It’s exciting to see Shyamalan on such confident footing once more, all these years later.
Shakespeare, "Midsummer Night's Dream" It was the largest floating object ever built by man. The Titanic was as long as three football fields, weighed 46,000 tons and was advertised as unsinkable. "Mother thought," remembers Eva Hart, now an old lady, "to call it unsinkable was flying in the face of the Almighty." She was 7 the night the Titanic struck an iceberg, 83 years ago now. Her father put her in a lifeboat, told her it was a "precautionary measure," and said she would be back on board for breakfast in the morning. She never saw him again - or her little dog, who peers up mournfully at us from old photographs.
The loss of the Titanic remains the worst shipwreck in history, and an unforgettable slap at the pride of man. The great ship rests today 400 miles east of Newfoundland and 2 1/2 miles beneath the ocean surface. For decades, it remained as inaccessible as the moon; indeed, men walked on the moon years before the first TV probes found the wreck of the Titanic. Now it is possible to visit the site, using submarines that can withstand ocean pressure so strong that any leak would cut a body in two.
"Titanica," a documentary feature shot in the IMAX process, is based largely on footage filmed at the Titanic's grave. Seen on the giant, five-story, curving Omnimax screen of the Museum of Science and Industry, it is a sight to inspire awe.
I have seen earlier photography from the Titanic, rather muddy and indistinct, and so I was not quite prepared for the high quality of the photography in "Titanica." Two submersibles were outfitted with IMAX cameras, which use film stock that dwarfs conventional movies, and with newly designed lights generating 150,000 watts.

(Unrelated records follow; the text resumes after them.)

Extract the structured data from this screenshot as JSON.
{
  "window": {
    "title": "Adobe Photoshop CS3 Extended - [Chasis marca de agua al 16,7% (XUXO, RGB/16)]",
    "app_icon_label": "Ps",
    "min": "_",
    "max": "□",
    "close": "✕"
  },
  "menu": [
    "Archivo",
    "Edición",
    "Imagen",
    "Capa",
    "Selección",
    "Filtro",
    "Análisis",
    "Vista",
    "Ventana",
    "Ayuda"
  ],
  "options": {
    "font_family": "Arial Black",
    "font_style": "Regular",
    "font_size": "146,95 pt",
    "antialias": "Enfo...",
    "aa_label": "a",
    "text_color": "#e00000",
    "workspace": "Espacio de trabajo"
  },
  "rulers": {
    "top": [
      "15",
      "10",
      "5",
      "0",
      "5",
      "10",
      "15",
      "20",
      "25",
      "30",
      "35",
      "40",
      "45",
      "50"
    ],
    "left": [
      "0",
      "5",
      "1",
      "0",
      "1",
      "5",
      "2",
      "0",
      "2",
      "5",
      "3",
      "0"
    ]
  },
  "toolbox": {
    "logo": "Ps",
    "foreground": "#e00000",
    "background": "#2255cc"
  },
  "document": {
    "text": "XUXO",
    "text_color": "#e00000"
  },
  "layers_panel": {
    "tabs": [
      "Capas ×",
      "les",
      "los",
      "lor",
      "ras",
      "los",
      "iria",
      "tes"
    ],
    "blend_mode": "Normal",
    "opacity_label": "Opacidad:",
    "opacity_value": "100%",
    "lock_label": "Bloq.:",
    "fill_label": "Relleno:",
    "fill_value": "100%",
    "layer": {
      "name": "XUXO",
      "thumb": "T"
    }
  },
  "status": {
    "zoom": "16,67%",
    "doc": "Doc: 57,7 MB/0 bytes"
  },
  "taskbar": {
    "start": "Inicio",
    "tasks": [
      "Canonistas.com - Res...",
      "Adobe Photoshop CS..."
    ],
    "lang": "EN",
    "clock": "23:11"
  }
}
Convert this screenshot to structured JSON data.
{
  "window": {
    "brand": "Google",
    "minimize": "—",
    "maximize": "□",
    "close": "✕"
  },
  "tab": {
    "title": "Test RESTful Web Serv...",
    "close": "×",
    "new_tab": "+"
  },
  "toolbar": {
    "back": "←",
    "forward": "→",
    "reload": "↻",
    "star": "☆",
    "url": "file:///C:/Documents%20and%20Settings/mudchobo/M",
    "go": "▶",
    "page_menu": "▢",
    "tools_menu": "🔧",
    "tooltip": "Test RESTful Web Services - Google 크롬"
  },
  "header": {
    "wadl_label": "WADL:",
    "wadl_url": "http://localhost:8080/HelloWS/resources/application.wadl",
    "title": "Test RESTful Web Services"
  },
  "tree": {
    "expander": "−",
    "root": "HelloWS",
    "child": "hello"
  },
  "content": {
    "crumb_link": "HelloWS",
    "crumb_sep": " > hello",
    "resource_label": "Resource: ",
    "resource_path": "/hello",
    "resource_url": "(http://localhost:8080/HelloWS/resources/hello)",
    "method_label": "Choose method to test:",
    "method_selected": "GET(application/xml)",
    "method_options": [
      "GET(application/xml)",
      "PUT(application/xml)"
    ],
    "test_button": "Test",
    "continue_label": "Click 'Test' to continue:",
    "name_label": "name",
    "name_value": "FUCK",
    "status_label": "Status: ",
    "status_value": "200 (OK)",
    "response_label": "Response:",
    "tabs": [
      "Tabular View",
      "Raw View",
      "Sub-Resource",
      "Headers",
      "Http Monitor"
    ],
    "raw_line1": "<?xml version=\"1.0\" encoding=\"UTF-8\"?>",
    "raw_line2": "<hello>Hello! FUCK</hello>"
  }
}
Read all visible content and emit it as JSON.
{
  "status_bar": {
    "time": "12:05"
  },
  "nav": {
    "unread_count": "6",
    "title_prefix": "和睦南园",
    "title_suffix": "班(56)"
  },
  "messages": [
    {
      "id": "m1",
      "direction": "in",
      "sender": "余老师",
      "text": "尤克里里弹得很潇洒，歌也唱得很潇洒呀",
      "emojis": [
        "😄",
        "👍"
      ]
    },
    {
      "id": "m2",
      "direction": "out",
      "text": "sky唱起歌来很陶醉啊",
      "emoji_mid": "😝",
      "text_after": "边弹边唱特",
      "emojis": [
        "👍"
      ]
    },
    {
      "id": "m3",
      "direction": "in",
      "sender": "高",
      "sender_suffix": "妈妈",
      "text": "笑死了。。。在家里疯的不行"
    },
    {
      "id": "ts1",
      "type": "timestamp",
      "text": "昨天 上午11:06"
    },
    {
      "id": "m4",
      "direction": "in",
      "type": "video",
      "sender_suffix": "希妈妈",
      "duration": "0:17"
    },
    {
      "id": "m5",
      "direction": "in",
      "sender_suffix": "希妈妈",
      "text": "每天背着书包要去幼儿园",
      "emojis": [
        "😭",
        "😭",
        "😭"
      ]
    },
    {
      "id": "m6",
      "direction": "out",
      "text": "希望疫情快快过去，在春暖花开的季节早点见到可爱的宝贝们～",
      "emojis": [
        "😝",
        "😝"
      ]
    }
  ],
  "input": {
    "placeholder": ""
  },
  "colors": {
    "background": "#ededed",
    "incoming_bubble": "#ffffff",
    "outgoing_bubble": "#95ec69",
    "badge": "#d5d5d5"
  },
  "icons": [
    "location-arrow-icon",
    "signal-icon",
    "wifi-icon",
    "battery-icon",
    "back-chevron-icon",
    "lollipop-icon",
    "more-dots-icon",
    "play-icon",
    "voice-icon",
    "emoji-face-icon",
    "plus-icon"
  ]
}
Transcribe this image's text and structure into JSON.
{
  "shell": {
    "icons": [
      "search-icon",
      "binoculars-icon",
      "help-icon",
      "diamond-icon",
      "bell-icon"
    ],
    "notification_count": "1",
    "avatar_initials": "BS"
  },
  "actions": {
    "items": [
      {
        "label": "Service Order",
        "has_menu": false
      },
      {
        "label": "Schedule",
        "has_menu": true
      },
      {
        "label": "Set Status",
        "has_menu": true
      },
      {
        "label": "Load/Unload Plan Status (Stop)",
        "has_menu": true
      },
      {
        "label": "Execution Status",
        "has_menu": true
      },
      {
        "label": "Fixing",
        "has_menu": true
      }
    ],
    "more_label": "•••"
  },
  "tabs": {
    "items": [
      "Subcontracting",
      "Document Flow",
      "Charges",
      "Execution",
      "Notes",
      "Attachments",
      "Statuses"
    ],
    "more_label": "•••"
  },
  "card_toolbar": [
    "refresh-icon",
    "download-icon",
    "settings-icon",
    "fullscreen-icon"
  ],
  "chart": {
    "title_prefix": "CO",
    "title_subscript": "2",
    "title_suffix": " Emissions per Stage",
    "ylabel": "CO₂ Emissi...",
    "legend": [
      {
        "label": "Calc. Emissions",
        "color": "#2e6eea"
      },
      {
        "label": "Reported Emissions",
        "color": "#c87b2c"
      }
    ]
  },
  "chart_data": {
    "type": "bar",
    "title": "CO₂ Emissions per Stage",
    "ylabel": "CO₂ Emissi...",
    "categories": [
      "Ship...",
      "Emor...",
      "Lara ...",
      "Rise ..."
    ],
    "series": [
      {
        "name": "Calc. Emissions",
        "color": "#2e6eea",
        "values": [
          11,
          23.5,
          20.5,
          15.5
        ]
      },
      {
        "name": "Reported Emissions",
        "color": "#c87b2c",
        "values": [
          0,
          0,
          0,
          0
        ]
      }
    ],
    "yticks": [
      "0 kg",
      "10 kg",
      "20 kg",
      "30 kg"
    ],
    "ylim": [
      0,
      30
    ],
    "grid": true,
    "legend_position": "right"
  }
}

The result is positively eerie: At a depth where no sunlight at all penetrates, the subs, sometimes working together, are able to light up the area so effectively that we see clearly as we drift above the bones of the great ship.